Let’s consider a scene in the play towards the finish in which the distraught Barbara, Violet’s eldest daughter, attempts to kiss Sheriff Gilbeau but ultimately withdraws; this happens two weeks after her ex-husband Bill leaves the house with their daughter Jean. The film slings out this sequence entirely and moves on to the ‘catfish’ catfight between her, Violet and Ivy. A turning point for Barbs, the scene also justified a previous conversation involving Gilbeau between Barbara and Jean. Maybe when Roberts and Breslin were performing the scene, they held the impression Gilbeau would appear later into the film. Roberts adds a weight to her words that is balanced by Gilbeau’s appearance. But since he’s missing, Roberts’ tone should’ve been slightly different, something that didn’t mislead us to believe he’d come.


Certain deletions impact character dynamics as well. The film hardly showcases Violet interacting with her granddaughter Jean, while the play teases Jean’s voluptuous boobs with jocular remarks from Violet (as well as Mattie Fae, which has been retained). The “Hollywoodish” ending (a shift of focus from Violet to Barbara) may have worked had the film been Julia’s journey from the beginning.


The screenplay, also penned by Letts, hangs in mid-air motionless, like it’s stuck in the plains, in the sense that its confused about what it should take in to maintain the flow, what it could leave out to avoid appearing stagey and what it can add to make it more cinematic. Paul Thomas Anderson’s Magnolia, constructed in myriads of concurrent and converging storylines, threaded a satisfying storyline for each major character while tying it all to the major themes of the film. The only characters lucky enough to get a special treatment in August Osage County are Violet, Barbara, Mattie Fae and Charles, Ivy and Karen. The others, especially Barbara’s husband Bill, Karen’s fiancé Steve, Jean, Little Charles and Johnna, the native-American maid are slovenly handled. The issue of Native Americans driven out of their country by settlers could’ve been explored more deeply on film. But expect for scattered references and a simplistic symbolism on the wall, little effort has been taken to delve into that angle.

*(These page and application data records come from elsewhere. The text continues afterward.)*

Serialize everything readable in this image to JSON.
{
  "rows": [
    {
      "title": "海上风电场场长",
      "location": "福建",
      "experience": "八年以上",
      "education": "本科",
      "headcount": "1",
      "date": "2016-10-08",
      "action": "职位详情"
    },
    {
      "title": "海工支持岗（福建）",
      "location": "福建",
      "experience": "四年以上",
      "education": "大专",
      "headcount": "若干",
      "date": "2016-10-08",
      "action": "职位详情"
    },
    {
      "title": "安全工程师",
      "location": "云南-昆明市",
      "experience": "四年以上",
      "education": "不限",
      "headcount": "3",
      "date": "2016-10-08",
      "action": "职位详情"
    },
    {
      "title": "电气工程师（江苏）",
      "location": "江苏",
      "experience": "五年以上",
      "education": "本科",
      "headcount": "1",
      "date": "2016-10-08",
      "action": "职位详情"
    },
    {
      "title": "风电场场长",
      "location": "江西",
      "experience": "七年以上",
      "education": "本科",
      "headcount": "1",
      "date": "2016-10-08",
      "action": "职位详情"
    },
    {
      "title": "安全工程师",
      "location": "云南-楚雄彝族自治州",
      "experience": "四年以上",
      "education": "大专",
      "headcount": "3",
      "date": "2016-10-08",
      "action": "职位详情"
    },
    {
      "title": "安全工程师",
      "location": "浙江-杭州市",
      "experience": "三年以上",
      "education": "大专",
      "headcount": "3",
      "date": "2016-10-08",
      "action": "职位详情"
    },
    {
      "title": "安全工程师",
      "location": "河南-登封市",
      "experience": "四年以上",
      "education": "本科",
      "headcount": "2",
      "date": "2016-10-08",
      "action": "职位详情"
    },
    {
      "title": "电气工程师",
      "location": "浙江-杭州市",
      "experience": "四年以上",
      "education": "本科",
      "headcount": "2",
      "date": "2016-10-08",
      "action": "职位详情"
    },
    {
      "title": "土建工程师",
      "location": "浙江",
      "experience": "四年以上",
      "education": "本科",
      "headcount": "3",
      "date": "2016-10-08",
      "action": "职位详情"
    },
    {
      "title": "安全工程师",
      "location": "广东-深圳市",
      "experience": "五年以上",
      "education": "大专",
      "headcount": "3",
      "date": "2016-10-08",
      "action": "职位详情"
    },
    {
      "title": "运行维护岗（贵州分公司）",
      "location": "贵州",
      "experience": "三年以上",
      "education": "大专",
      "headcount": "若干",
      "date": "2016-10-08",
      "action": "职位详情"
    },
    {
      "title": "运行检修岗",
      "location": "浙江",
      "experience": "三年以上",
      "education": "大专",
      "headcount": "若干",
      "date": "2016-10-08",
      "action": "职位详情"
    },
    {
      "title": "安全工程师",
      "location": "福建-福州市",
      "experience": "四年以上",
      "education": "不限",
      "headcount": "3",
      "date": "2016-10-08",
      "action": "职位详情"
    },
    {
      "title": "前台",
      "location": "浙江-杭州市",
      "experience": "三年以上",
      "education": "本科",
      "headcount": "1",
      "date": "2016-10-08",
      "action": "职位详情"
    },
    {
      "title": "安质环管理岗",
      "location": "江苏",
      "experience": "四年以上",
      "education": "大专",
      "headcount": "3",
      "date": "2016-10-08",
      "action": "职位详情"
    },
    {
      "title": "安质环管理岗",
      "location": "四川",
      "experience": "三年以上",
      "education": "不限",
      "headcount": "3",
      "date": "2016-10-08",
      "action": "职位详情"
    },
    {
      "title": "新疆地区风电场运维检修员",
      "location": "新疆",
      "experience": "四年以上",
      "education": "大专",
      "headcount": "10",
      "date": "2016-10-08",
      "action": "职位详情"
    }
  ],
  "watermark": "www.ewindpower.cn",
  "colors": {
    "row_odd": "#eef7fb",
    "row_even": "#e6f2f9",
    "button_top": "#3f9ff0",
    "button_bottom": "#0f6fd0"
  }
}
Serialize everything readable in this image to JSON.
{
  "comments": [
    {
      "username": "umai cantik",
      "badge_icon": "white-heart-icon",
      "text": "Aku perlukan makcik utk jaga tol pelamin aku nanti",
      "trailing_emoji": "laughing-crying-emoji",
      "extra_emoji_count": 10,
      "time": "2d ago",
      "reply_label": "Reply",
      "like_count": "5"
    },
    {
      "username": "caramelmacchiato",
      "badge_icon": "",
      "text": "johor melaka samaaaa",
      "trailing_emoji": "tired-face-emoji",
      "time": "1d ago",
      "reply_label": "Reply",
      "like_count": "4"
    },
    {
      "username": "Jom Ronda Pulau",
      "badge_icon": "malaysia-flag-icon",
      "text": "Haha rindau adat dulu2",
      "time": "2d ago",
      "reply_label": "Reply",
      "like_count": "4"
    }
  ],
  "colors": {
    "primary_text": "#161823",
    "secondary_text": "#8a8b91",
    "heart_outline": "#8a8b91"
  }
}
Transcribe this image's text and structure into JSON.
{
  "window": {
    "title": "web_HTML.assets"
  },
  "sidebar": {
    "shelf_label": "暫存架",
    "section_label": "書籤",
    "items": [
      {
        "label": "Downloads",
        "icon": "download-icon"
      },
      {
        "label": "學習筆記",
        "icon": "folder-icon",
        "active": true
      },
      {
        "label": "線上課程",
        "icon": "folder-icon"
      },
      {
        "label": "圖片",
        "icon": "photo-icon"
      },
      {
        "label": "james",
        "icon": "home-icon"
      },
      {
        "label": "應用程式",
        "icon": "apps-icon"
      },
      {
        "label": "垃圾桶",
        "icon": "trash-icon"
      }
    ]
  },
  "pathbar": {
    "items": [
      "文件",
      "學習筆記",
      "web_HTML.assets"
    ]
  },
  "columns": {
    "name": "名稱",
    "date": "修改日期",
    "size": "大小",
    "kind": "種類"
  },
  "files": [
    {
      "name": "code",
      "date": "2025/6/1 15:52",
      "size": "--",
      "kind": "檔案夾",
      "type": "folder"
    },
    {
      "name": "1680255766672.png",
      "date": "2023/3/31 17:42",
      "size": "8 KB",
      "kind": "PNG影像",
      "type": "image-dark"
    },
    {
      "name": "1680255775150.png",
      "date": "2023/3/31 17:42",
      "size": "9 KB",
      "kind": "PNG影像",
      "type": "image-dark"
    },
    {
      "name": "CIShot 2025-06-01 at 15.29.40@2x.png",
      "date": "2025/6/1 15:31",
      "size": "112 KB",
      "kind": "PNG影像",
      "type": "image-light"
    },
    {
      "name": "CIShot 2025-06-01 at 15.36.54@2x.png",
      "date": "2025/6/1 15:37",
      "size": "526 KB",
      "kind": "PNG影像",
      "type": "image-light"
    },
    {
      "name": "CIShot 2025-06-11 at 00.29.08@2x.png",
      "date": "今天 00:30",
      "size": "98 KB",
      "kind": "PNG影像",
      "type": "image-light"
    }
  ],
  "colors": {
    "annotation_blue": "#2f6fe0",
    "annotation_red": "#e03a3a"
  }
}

august-osage-county-elizabeth-taylor-2013-movie-scene-1024x576The biggest irritant is the camera sitting through wordy, rehearsed monologues adapted too faithfully to sparkle on film. When Meryl browbeats Ivy for not wearing make-up, the camera cuts back and forth between the two, selecting the same position every time. The rehearsed nature, devoid of the improvised spontaneity visible in Altman films, adds to the laggardness. The actors are a touch too sombre to possess a vibrant volatility demanded during the dinner sequence. The screenplay wants the best of both stage and cinema and succeeds in neither.


Criticism 2: Acting Style

(Contd in part 3)